The public sector procurement environment must change to allow for the ongoing training of industry middle management, the future leaders of the sector, essential to sustain the sector as a critical national resource. The concepts of value for money, quality, predictability, and delivery should drive public procurement, all focused on growing the economy and job creation.


We table the following solutions to the challenges highlighted in this letter:

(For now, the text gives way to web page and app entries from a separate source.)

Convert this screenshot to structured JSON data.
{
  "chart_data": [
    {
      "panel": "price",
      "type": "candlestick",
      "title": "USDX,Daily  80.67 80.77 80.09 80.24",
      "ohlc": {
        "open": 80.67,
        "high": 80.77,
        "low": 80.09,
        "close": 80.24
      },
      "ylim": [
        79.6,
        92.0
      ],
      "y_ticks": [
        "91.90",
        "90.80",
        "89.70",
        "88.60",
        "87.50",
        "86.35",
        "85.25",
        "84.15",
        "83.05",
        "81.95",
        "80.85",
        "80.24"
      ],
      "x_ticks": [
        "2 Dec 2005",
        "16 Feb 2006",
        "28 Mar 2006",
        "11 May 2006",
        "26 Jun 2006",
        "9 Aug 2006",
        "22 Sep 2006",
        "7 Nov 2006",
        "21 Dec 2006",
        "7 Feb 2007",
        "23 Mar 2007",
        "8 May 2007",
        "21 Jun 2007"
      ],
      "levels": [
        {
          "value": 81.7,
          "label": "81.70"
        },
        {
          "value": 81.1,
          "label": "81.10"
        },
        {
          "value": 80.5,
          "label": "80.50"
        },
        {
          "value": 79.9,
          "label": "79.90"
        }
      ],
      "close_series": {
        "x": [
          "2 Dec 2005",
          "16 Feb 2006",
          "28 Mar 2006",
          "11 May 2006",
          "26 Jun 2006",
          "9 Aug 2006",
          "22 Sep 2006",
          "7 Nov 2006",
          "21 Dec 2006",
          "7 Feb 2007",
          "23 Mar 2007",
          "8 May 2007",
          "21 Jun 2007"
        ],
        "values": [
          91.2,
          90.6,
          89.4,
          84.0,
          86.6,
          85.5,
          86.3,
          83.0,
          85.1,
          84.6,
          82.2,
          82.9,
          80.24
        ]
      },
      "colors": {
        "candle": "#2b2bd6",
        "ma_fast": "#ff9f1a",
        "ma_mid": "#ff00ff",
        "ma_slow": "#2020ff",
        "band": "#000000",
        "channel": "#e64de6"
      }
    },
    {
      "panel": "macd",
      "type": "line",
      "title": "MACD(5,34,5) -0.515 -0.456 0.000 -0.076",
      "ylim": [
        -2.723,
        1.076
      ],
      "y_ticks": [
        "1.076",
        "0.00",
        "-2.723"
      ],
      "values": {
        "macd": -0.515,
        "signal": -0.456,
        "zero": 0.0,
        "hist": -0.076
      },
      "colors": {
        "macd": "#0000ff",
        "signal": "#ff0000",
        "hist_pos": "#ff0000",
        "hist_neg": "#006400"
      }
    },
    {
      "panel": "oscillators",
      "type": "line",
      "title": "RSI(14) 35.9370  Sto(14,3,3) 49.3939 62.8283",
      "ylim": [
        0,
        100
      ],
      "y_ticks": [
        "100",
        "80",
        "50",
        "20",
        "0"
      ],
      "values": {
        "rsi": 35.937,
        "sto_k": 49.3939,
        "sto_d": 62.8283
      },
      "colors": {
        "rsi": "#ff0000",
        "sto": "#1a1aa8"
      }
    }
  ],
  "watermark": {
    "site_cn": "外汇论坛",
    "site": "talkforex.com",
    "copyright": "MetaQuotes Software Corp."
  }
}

  • A workgroup between Treasury and industry should be convened to discuss the content of this letter.
  • An objective assessment should be made by Treasury on the industry perceptions raised in this letter. The most efficient and objective method would be for Treasury to place a reporting requirement on all public entities to report the cancellation, or delays in the procurement of any fixed capital tender, both for the procurement of built environment professional services and construction services.
  • We propose that a reporting requirement be introduced on the time it takes from advertising to awarding of tender on all public tenders. The data generated through these reporting requirements will be crucial in verifying the content of this letter and to create the basis for engaging with industry and possibly intervening in current procurement processes.
  • All public entities procuring fixed capital investment projects must report on the number, or lack thereof, of registered and experienced built environment professionals that form part of Bid Adjudication Committees.
  • A maximum discount on built environment professional recommended fee scales must be set to prevent the undermining and eroding of the built environment professions.
  • Where tenders are cancelled, the reporting of costs incurred in preparing the tenders, should be audited for possible wasteful expenditure. This is even more important in the cancellation of construction tenders where up to 60% of associated design costs would have been incurred at date of tender by the taxpayer.
  • A data system must be created to track the level of non-responsive tenders on all public sector tenders. An investigation must take place to determine whether tender red tape, the bulk of any public sector tender document, is the cause of the high level of non-compliance, whether red tape compliance expectation exceeds the societal need to execute projects, or whether the level of compliance expected is the vehicle by which project execution is delayed or stopped for ulterior motives.
  • Tender documents must be structured so that, where a tenderer is registered and in good standing on the National Supplier Database, the tenderer can focus exclusively
    on presenting its technical ability, expertise, ability to deliver a project within time, quality and budget expectations, and its ability to share skills and opportunity to address the country’s historical wrongs.
  • The use of technology and the submission of electronic tenders must become the norm, allowing for traceability and auditing by Treasury and the Auditor General.
  • We offer the use of the CASA network to undertake an industry research project whereby associated memberships will be requested to complete a research questionnaire on public procurement. This will be shared with Treasury and can be used as the basis for restructuring public procurement if the findings so dictate.

The built environment professions and the construction capacity looks at Government to invest in our sustainability.

We trust that you will consider this letter within the constructive spirit of CASA’s attempt to contribute to the economic recovery of the country, the retention of critical skills in both built environment professional services and construction industries, and the creation of job opportunities.

We look forward to your feedback on our request to engage with Treasury in a formal workgroup environment.

Yours faithfully
John Matthews